Jun 27 2012

Understanding Your Fans and Followers

by Patrick Ahlberg in Customer Relations, Marketing, Social Media


Understanding Your Fans and Followers

For any conversation to be a success, you need some understanding of the people taking part. In social media, the majority of conversation will be driven by a group of fans who are more engaged than others.

There’s always a group of individuals who tend to post, comment, question, and share more than the rest. Whether it’s on Facebook, Twitter, Google+, these fans are valuable and important for the health of your conversations and your brand’s community.

So what is it about these highly engaged fans you need to understand? The common factor for this group is that they all like to contribute. Look a bit deeper and you’ll realize that they respond and interact in different ways, depending on the context and their own social motivations. It’s these motivations, rather than demographics, that are the real story.

Since social motivations are complex and can overlap we will look at seven behavioral characteristics typical of the most engaged fans.  Use these seven dimensions to guide interactions with your most valuable fans, and you’ll have richer conversations that will be more rewarding for all involved.

The Responder – Count on these fans to answer a question, enter a competition, like your posts and generally follow your direction. These fans may need prompting but they will be there for you on a rainy day and will keep your overall levels of engagement up. Create regular opportunities for these fans to participate with straightforward instructions and thank them when they do so.

The Sharer
 – Extending the reach of your conversations, these fans love to redistribute social content to their networks. Think of Sharers as part of your social distribution network. It’s important to make it easy for them to do what they do best: retweet, reblog, repost or sometimes remix.

They may have a sizable or influential network of their own, so make an effort to understand the secondary audience, and consider providing them with exclusive content. If appropriate, look for ways to reward Sharers by involving them in the creation or curation process. Monitor what they share and how they share it to learn what works best. Beware that negative content can be shared just as easily.

The Expert Questioner  These fans like to demonstrate how much they already know by asking questions. They might be asking obscure technical questions, or how a specific component compares to the special edition model from two years ago. What they really want is a chance to show off their encyclopedic knowledge of your product line. Encourage these fans to help answer other questions from the less informed.
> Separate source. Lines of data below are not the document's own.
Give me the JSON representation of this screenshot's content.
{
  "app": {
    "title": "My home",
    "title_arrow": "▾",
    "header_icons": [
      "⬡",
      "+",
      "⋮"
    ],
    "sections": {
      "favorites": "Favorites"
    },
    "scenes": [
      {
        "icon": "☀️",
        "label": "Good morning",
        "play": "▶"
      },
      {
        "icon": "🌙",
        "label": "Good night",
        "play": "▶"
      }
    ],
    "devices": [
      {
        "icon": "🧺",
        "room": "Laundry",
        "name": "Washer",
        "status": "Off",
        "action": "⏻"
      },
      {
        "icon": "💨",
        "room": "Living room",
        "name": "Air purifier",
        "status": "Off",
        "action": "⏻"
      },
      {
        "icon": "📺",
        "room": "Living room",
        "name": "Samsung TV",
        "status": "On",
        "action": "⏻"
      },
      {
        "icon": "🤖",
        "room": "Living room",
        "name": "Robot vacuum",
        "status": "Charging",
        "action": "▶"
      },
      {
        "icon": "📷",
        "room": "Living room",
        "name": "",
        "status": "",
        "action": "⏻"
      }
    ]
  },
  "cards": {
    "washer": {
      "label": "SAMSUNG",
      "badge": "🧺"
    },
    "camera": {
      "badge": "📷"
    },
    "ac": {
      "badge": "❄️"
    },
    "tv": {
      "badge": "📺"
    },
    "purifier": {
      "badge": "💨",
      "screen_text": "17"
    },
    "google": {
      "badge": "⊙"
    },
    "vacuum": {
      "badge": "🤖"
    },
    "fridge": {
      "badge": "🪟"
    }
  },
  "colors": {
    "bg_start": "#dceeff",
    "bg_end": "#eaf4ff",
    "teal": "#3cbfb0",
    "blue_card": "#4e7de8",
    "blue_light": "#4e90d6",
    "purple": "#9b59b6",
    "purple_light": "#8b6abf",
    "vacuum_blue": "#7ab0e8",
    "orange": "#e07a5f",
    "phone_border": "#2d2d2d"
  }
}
Or go further and reward them by inviting them to visit your company or letting them come to a special event. Their deep expertise could help craft subtle improvements in your products.

The Lazy Questioner – In some ways the opposite of the Expert Questioner, these fans ask the most basic (and sometimes irrelevant) questions, whilst making no effort to discover the answer. The Lazy Questioner hasn’t bothered to take a few seconds to do a Google search, let alone visit your website or read previous comments. They love your product or brand but they also love it when you serve the answers up to them. Demonstrate great customer service and create links to your product info that will be visible to others by answering them promptly. It’s also an opportunity to defer to the knowledge of your Experts, who will relish the status you have bestowed on them.

The Specific Shopper – Another type of Questioner, these fans want to get involved in a conversation about specifics. Does it come in another shade of blue? Can it be gift-wrapped and shipped to Australia? What accessories are compatible? These actively engaged people want to know the detail, either to get a product or service that’s just right for them, or because they are investing a lot of emotional energy in your brand. They may have deep knowledge of your category, or be a novice, so try to find out their level of expertise if you can. Then show the community how much you care about your fans by giving them the detail they need. They may buy one for themselves as well as their friend in Australia.


The Advocate – Over time and with the right treatment, the fans above may evolve into the most important members of your community. Advocates may talk about you unprompted, upload photos of themselves with your products, or privately give you feedback about that time you could have done better. They may be so engaged in the conversation they invite their friends to join in, and will share your excitement when you launch something new or have exciting news. They may also appear out of nowhere to defend you against criticism – especially valuable in times of crisis. The ultimate advocates generate positive conversation by encouraging others to try your products or services.

The Critics

Finally, remember that some of the most engaged people may be your critics, which is not necessarily a bad thing. These ‘Constant Critics’ may well be using your products and services already, and can offer valuable insight into where the pain points for certain types of customer are located. By listening carefully and treating them with respect, you may turn your critics into Advocates.

Leave a Reply

Your email address will not be published.